q Hehir, J. Bryan. “What Can Be Done? What Should Be Done?” America Press, Oct. 8, 2001. *
q Elshtain, Jean Bethke, Stanley M. Hauerwas, and James Turner Johnson. “Just War Tradition and the New War on Terrorism.” Online. The Pew Forum on Religion & Public Life. October 5, 2001.
q Falk, Richard. “Defining a Just War.” The Nation. October 29, 2001. *
q Zinn, Howard. “Violence Doesn’t Work.” The Progressive. September 14, 2001
q Shue, Henry. “Not Contributing to Terrorism.” Online. September 17, 2001.
q Fiala, Andrew. “Practical Pacifism and the War on Terror.” The Humanist. Vol. 62, No. 6, November/December 2002.
q Shalom, Stephen R. “Confronting Terrorism and War.” New Politics. Vol. 8, No. 4, whole no. 32, Winter 2002.

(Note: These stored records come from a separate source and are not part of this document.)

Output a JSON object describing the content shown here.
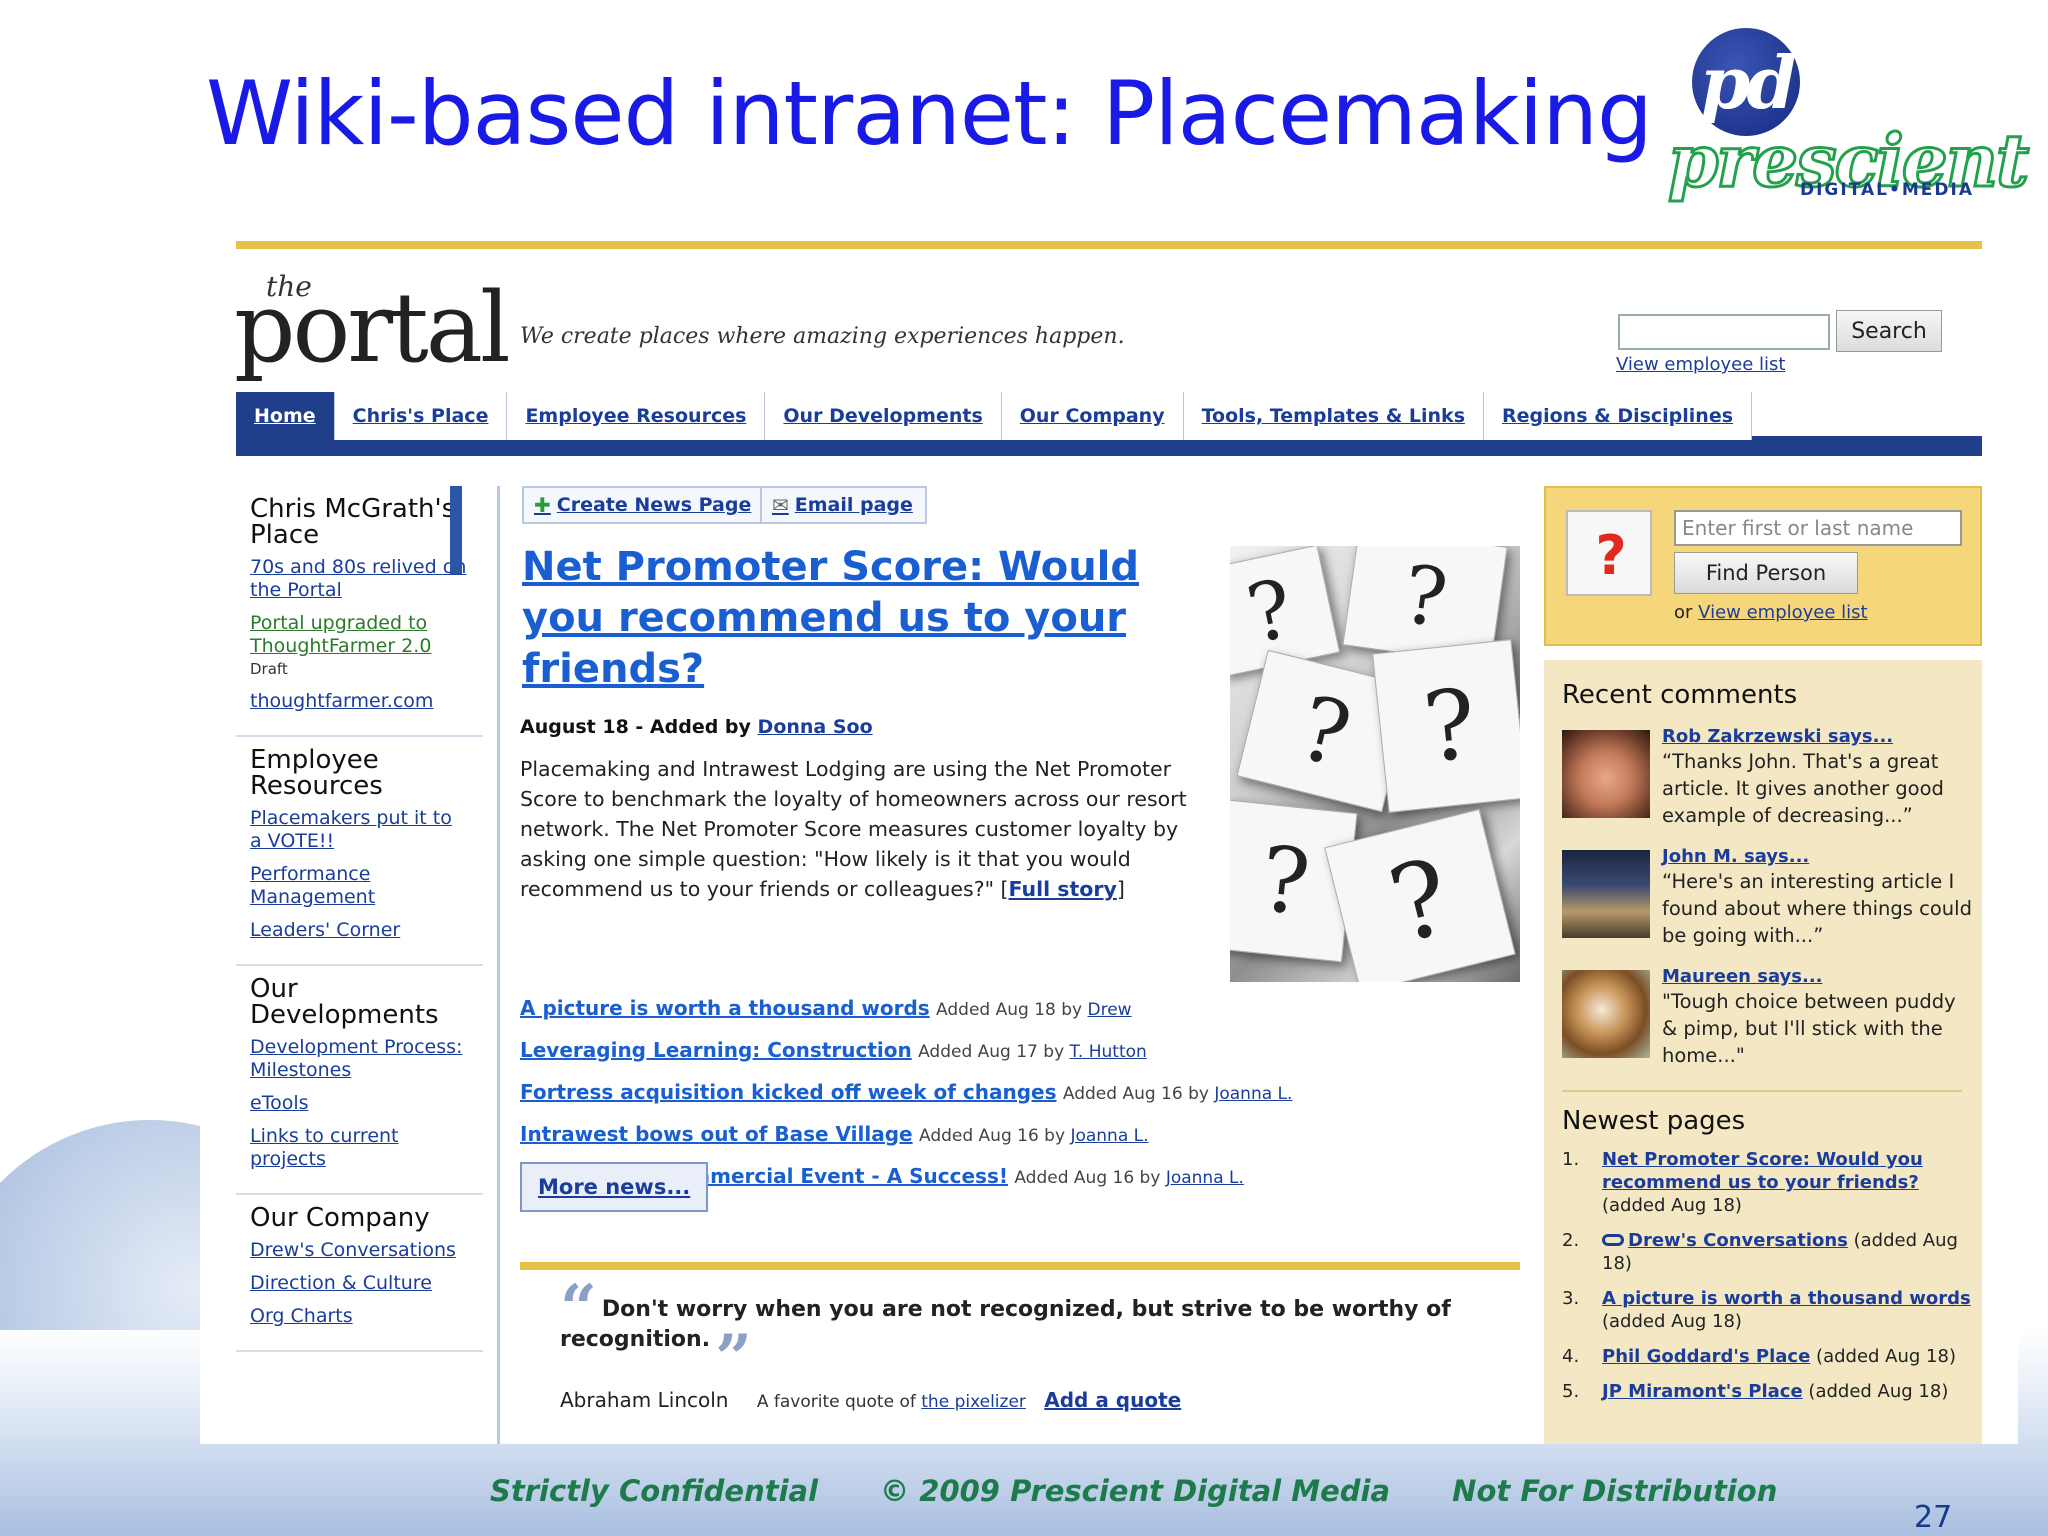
{
  "slide": {
    "title": "Wiki-based intranet: Placemaking",
    "page_number": "27",
    "footer": [
      "Strictly Confidential",
      "© 2009 Prescient Digital Media",
      "Not For Distribution"
    ]
  },
  "logo": {
    "monogram": "pd",
    "wordmark": "prescient",
    "subtitle": "DIGITAL•MEDIA"
  },
  "portal": {
    "brand_the": "the",
    "brand_word": "portal",
    "tagline": "We create places where amazing experiences happen.",
    "search_button": "Search",
    "view_employee_list": "View employee list"
  },
  "nav": {
    "tabs": [
      {
        "label": "Home",
        "active": true
      },
      {
        "label": "Chris's Place"
      },
      {
        "label": "Employee Resources"
      },
      {
        "label": "Our Developments"
      },
      {
        "label": "Our Company"
      },
      {
        "label": "Tools, Templates & Links"
      },
      {
        "label": "Regions & Disciplines"
      }
    ]
  },
  "sidebar": {
    "sections": [
      {
        "heading": "Chris McGrath's Place",
        "links": [
          "70s and 80s relived on the Portal",
          "Portal upgraded to ThoughtFarmer 2.0",
          "thoughtfarmer.com"
        ],
        "draft": "Draft"
      },
      {
        "heading": "Employee Resources",
        "links": [
          "Placemakers put it to a VOTE!!",
          "Performance Management",
          "Leaders' Corner"
        ]
      },
      {
        "heading": "Our Developments",
        "links": [
          "Development Process: Milestones",
          "eTools",
          "Links to current projects"
        ]
      },
      {
        "heading": "Our Company",
        "links": [
          "Drew's Conversations",
          "Direction & Culture",
          "Org Charts"
        ]
      }
    ]
  },
  "main": {
    "create_news_page": "Create News Page",
    "email_page": "Email page",
    "headline": "Net Promoter Score: Would you recommend us to your friends?",
    "byline_date": "August 18 - Added by",
    "byline_author": "Donna Soo",
    "lede": "Placemaking and Intrawest Lodging are using the Net Promoter Score to benchmark the loyalty of homeowners across our resort network. The Net Promoter Score measures customer loyalty by asking one simple question: \"How likely is it that you would recommend us to your friends or colleagues?\"",
    "full_story": "Full story",
    "news": [
      {
        "title": "A picture is worth a thousand words",
        "meta": "Added Aug 18 by",
        "author": "Drew"
      },
      {
        "title": "Leveraging Learning: Construction",
        "meta": "Added Aug 17 by",
        "author": "T. Hutton"
      },
      {
        "title": "Fortress acquisition kicked off week of changes",
        "meta": "Added Aug 16 by",
        "author": "Joanna L."
      },
      {
        "title": "Intrawest bows out of Base Village",
        "meta": "Added Aug 16 by",
        "author": "Joanna L."
      },
      {
        "title": "Winter Park Commercial Event - A Success!",
        "meta": "Added Aug 16 by",
        "author": "Joanna L."
      }
    ],
    "more_news": "More news...",
    "quote": {
      "text": "Don't worry when you are not recognized, but strive to be worthy of recognition.",
      "author": "Abraham Lincoln",
      "favorite_of": "A favorite quote of",
      "favorite_user": "the pixelizer",
      "add_quote": "Add a quote"
    }
  },
  "finder": {
    "placeholder": "Enter first or last name",
    "button": "Find Person",
    "or": "or",
    "view_employee_list": "View employee list"
  },
  "recent_comments": {
    "title": "Recent comments",
    "items": [
      {
        "author": "Rob Zakrzewski says...",
        "text": "“Thanks John. That's a great article. It gives another good example of decreasing...”"
      },
      {
        "author": "John M. says...",
        "text": "“Here's an interesting article I found about where things could be going with...”"
      },
      {
        "author": "Maureen says...",
        "text": "\"Tough choice between puddy & pimp, but I'll stick with the home...\""
      }
    ]
  },
  "newest_pages": {
    "title": "Newest pages",
    "items": [
      {
        "num": "1.",
        "link": "Net Promoter Score: Would you recommend us to your friends?",
        "meta": "(added Aug 18)"
      },
      {
        "num": "2.",
        "link": "Drew's Conversations",
        "meta": "(added Aug 18)"
      },
      {
        "num": "3.",
        "link": "A picture is worth a thousand words",
        "meta": "(added Aug 18)"
      },
      {
        "num": "4.",
        "link": "Phil Goddard's Place",
        "meta": "(added Aug 18)"
      },
      {
        "num": "5.",
        "link": "JP Miramont's Place",
        "meta": "(added Aug 18)"
      }
    ]
  }
}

q “Letter from United States Citizens to Friends in Europe.” Online. A response to the Institute for American Values public letter (“What We're Fighting For: A Letter from America” in the section on Military Responses above) by various US intellectuals. *
q Koalition für Leben und Frieden (Coalition for Life and Peace). “A World of Justice and Peace Would be Different.” Online. A response to the Institute for American Values public letter (“What We're Fighting For: A Letter from America” in the section on Military Responses above) by various German intellectuals. *
-- “In the 21st Century, There is No Longer Any Justification for War.” Online. The second reply to the Institute for American Values. *
q Rorty, Richard. “Fighting Terrorism with Democracy.” The Nation. October 21, 2002, pp. 11, 13-14.
q Holmes, Robert. “Terrorism and Violence: A Moral Perspective.” Issues in War and Peace: Philosophical Inquiries. Kunkel, Joseph C. and Kenneth H. Klein, Eds. Wolfeboro, New Hampshire: Longwood Academic, 1989. *